# Partial and Covariant derivatives in invarint actions

It's physics based but actually a maths question so I'm asking it here rather than the physics forums.

$$I = \int \mathcal{L}\; d^{4}x$$

I is invariant under some transformation $$\delta_{\epsilon}$$ if $$\delta_{\epsilon}\mathcal{L} = \partial_{\mu}X^{\mu}$$ for some function/tensor/field thingy $$X^{\mu}$$. This I've no problem with.

However, is the same true for a covariant derivative? If $$\delta_{\epsilon}\mathcal{L} = D_{\mu}X^{\mu}$$ where $$D_{\mu}\varphi = \partial_{\mu}\varphi + g[A_{\mu},\varphi]$$, as you get in nonabelian field theory. Is the action still invariant? Obviously the $$\partial_{\mu}$$ part of $$D_{\mu}$$ represents no problem but I don't know if the $$g[A_{\mu},\varphi]$$ term vanishes or not within the integral.

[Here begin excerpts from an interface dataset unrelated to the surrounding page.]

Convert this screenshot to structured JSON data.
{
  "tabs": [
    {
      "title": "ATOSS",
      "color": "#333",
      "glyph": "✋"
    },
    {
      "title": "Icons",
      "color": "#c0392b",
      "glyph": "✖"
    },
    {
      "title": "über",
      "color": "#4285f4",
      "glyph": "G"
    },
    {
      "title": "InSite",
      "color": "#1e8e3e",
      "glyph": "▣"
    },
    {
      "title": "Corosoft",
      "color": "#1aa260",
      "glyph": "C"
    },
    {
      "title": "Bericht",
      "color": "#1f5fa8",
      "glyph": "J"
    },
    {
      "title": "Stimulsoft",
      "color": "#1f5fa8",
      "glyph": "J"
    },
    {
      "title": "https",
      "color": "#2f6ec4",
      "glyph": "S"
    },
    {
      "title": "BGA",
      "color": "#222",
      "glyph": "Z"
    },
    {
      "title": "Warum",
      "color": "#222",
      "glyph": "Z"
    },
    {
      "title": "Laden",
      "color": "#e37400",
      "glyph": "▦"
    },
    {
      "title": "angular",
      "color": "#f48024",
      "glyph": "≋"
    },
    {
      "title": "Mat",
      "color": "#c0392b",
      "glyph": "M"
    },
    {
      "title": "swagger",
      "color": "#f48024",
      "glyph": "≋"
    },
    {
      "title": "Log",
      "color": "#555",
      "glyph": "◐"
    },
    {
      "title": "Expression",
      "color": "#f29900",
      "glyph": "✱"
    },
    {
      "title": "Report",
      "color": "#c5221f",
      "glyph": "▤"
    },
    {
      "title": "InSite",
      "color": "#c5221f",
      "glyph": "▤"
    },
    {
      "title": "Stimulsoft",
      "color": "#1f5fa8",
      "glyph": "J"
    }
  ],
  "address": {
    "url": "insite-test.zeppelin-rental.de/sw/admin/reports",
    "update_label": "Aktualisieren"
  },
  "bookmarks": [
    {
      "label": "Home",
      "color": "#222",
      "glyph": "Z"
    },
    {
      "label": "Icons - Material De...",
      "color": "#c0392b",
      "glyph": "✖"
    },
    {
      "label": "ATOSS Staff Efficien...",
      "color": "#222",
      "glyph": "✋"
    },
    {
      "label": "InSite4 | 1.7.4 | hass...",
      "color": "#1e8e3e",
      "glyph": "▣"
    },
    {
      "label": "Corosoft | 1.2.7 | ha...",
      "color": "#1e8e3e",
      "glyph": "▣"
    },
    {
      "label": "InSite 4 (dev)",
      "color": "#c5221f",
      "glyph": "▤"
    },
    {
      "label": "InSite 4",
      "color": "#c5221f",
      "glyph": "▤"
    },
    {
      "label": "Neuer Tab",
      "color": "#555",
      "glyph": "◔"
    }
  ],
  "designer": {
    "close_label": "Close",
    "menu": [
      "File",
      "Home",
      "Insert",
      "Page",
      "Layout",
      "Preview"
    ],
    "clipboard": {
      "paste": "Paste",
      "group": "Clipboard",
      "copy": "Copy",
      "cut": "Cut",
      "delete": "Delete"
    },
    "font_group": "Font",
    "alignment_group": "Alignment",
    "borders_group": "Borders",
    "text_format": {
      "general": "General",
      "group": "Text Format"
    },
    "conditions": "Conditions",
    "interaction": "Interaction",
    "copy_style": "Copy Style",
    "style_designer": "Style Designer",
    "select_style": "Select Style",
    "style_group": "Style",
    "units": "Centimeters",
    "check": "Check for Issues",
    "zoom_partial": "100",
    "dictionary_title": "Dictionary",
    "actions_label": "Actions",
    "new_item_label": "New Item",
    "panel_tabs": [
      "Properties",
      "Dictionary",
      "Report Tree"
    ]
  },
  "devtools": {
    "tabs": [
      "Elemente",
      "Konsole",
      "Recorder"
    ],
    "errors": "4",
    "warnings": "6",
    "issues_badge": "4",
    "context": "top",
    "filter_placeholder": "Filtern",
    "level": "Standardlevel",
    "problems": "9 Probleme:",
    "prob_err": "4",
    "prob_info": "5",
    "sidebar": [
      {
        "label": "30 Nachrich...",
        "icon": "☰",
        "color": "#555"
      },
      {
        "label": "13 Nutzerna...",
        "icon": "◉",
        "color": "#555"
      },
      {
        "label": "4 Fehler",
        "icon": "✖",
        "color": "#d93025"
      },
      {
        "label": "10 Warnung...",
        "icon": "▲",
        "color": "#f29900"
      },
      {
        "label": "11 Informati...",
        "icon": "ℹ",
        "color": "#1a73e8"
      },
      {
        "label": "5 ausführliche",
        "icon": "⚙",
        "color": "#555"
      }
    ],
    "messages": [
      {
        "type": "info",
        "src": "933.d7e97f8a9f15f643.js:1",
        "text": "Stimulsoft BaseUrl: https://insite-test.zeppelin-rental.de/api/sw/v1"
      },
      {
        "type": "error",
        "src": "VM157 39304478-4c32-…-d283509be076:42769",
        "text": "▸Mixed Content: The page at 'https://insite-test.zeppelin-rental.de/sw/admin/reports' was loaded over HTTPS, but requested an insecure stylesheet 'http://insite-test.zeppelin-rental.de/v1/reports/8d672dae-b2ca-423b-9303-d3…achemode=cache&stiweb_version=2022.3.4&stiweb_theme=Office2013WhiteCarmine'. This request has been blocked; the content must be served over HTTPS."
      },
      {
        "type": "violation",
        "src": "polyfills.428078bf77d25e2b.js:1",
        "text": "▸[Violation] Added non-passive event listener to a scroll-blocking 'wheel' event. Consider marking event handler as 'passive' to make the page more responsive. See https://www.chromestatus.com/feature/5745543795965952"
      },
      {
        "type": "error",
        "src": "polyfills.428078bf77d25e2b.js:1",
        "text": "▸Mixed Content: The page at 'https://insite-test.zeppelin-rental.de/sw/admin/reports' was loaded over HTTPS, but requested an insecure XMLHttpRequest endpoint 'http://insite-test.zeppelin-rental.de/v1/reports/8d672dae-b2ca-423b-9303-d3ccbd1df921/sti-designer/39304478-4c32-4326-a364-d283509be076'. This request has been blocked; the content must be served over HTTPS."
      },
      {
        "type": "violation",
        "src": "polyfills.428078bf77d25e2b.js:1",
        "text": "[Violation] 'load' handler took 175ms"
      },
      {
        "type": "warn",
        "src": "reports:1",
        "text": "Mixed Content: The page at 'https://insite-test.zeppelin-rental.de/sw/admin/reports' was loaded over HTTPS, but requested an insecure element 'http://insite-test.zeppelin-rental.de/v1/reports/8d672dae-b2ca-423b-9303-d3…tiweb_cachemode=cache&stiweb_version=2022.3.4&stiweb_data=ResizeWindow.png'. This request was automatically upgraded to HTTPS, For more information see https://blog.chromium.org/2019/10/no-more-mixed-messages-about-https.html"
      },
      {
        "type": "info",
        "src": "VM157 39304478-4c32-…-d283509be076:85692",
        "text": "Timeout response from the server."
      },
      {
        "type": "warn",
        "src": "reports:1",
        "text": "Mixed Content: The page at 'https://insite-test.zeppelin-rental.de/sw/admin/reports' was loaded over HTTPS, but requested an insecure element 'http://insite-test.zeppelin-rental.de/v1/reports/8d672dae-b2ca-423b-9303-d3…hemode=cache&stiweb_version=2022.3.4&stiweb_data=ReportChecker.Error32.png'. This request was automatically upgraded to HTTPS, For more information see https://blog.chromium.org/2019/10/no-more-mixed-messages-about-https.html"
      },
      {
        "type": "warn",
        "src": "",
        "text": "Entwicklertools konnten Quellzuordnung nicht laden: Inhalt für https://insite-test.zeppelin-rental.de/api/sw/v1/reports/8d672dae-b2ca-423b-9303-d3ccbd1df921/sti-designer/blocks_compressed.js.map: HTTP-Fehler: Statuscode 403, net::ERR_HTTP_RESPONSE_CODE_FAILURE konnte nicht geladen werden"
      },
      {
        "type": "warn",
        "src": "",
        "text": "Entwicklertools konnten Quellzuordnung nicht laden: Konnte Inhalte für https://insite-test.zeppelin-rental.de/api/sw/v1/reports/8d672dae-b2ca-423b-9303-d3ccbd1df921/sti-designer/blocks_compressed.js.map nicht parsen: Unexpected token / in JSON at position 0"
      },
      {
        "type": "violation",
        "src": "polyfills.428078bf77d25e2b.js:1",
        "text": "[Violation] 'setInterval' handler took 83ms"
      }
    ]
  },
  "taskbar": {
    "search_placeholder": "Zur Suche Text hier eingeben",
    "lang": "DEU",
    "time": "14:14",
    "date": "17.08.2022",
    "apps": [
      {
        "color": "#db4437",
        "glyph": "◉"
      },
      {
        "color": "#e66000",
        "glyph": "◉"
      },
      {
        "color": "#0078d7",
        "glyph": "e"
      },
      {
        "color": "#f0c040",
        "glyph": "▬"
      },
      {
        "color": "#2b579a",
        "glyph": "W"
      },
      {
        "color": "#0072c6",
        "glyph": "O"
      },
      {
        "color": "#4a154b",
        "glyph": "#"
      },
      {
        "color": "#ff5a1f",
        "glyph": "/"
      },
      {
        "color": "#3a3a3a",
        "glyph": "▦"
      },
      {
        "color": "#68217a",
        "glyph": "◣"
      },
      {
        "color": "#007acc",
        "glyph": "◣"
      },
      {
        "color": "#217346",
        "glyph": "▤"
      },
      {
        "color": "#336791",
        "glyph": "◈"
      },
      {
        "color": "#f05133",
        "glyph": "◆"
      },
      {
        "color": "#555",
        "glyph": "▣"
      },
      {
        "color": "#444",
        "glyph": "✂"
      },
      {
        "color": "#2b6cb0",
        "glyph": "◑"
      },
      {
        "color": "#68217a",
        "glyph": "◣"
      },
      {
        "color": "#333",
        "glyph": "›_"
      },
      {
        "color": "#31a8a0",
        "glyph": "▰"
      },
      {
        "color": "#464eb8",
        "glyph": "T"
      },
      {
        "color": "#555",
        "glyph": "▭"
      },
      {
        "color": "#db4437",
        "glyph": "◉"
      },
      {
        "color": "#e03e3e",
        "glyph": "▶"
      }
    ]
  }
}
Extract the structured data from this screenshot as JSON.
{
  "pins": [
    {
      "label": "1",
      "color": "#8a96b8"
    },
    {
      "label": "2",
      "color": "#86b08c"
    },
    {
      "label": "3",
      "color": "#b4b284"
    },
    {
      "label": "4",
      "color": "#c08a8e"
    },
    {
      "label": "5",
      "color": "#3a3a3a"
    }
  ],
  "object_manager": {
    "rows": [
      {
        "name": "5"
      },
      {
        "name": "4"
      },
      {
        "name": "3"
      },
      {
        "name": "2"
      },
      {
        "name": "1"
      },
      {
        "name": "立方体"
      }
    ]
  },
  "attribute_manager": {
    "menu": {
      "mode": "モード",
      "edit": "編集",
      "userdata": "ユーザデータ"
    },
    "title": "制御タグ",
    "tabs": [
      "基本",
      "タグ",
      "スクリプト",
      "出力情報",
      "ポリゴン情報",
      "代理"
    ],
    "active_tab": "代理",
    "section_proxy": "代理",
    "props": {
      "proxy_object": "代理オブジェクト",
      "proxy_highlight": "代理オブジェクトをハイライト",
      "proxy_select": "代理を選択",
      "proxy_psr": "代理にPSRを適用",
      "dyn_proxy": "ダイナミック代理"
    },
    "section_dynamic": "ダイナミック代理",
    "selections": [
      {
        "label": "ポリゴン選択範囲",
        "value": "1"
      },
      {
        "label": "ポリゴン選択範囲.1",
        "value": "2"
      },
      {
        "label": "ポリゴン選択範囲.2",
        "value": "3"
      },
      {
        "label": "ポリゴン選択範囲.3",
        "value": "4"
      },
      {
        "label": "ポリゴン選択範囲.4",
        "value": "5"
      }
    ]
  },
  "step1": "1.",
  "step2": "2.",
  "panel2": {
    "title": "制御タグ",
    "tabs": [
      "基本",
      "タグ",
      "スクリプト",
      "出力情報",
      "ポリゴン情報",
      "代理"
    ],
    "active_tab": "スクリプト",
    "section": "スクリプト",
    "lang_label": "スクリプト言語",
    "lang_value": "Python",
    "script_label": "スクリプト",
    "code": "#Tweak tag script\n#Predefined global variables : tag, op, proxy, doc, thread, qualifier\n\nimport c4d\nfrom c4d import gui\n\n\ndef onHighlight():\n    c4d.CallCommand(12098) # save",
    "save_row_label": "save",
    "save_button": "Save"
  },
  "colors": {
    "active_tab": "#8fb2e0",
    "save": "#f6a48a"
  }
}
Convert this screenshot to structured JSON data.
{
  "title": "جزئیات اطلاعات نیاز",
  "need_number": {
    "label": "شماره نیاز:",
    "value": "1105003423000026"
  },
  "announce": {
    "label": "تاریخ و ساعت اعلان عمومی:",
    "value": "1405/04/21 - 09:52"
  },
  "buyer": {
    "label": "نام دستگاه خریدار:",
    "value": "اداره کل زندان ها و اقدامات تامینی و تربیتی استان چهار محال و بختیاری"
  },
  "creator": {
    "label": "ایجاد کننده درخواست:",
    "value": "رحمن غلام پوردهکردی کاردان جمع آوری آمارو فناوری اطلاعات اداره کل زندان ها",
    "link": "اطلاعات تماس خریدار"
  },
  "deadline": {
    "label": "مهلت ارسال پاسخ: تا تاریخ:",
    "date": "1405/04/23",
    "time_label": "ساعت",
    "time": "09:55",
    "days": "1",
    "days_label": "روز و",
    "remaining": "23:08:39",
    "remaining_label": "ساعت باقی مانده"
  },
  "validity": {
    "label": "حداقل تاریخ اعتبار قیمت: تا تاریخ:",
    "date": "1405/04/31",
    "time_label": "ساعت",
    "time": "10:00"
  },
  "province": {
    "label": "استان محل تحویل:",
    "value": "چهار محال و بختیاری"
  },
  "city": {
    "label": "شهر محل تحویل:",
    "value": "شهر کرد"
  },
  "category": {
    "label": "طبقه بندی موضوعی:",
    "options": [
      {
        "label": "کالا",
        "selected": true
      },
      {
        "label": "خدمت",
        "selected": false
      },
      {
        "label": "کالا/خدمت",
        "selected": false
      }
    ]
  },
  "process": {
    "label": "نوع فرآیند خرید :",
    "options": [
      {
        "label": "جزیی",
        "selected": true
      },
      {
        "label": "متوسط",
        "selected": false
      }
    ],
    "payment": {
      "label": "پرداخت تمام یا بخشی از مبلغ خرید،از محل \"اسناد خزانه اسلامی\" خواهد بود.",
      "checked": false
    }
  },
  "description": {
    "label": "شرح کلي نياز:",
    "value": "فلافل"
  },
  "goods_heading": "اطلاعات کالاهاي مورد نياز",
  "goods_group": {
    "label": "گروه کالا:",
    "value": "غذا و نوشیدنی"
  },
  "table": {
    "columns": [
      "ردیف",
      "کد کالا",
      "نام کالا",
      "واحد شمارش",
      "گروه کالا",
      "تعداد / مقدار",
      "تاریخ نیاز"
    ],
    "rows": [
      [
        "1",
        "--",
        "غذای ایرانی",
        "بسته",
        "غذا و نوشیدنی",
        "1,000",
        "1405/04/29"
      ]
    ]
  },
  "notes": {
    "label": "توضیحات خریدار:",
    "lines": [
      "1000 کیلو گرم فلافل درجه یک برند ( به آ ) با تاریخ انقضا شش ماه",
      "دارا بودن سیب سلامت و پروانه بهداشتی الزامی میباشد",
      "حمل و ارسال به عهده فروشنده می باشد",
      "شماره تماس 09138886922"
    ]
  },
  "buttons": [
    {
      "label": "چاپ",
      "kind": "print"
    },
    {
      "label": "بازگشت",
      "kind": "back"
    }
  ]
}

I've been doing some supersymmetry and a number of times I've got the answer the question has asked to find plus a covariant derivative of something. If I just got a mess of terms I'd know I'm way off, but the fact everything collects nicely into a covariant derivative makes me feel I'm at least on the right track.

Thanks for any help :)